EXERCISE: Write out the material below exactly, with no line missing.

PROVIDED DATA:
• • •

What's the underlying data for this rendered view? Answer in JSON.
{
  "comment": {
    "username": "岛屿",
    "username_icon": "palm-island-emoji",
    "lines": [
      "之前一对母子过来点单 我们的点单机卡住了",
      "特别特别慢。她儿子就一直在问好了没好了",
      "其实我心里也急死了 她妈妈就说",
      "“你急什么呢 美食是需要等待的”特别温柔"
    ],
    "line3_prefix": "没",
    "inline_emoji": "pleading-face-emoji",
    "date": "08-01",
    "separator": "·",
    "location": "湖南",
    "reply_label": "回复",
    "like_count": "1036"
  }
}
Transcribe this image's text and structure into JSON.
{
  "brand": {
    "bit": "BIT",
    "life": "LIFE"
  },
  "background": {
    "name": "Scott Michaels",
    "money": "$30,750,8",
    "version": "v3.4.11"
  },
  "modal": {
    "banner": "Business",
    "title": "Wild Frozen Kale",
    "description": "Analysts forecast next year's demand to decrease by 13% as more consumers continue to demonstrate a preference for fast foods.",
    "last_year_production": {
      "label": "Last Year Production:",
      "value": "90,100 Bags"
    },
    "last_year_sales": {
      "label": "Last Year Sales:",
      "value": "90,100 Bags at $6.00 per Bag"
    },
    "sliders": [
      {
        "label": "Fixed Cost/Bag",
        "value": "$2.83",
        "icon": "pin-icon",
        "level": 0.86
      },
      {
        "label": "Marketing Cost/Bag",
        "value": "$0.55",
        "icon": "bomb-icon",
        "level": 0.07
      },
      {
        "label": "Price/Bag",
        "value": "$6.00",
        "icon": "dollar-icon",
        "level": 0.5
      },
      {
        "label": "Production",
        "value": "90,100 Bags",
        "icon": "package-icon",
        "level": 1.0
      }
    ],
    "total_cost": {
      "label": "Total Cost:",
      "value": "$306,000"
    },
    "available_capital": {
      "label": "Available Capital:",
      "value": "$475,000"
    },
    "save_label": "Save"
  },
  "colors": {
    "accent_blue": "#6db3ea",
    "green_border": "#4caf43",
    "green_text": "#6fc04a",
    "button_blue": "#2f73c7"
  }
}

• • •

REPLY TO THE TASK:
What's the underlying data for this rendered view? Answer in JSON.
{
  "comment": {
    "username": "岛屿",
    "username_icon": "palm-island-emoji",
    "lines": [
      "之前一对母子过来点单 我们的点单机卡住了",
      "特别特别慢。她儿子就一直在问好了没好了",
      "其实我心里也急死了 她妈妈就说",
      "“你急什么呢 美食是需要等待的”特别温柔"
    ],
    "line3_prefix": "没",
    "inline_emoji": "pleading-face-emoji",
    "date": "08-01",
    "separator": "·",
    "location": "湖南",
    "reply_label": "回复",
    "like_count": "1036"
  }
}
Transcribe this image's text and structure into JSON.
{
  "brand": {
    "bit": "BIT",
    "life": "LIFE"
  },
  "background": {
    "name": "Scott Michaels",
    "money": "$30,750,8",
    "version": "v3.4.11"
  },
  "modal": {
    "banner": "Business",
    "title": "Wild Frozen Kale",
    "description": "Analysts forecast next year's demand to decrease by 13% as more consumers continue to demonstrate a preference for fast foods.",
    "last_year_production": {
      "label": "Last Year Production:",
      "value": "90,100 Bags"
    },
    "last_year_sales": {
      "label": "Last Year Sales:",
      "value": "90,100 Bags at $6.00 per Bag"
    },
    "sliders": [
      {
        "label": "Fixed Cost/Bag",
        "value": "$2.83",
        "icon": "pin-icon",
        "level": 0.86
      },
      {
        "label": "Marketing Cost/Bag",
        "value": "$0.55",
        "icon": "bomb-icon",
        "level": 0.07
      },
      {
        "label": "Price/Bag",
        "value": "$6.00",
        "icon": "dollar-icon",
        "level": 0.5
      },
      {
        "label": "Production",
        "value": "90,100 Bags",
        "icon": "package-icon",
        "level": 1.0
      }
    ],
    "total_cost": {
      "label": "Total Cost:",
      "value": "$306,000"
    },
    "available_capital": {
      "label": "Available Capital:",
      "value": "$475,000"
    },
    "save_label": "Save"
  },
  "colors": {
    "accent_blue": "#6db3ea",
    "green_border": "#4caf43",
    "green_text": "#6fc04a",
    "button_blue": "#2f73c7"
  }
}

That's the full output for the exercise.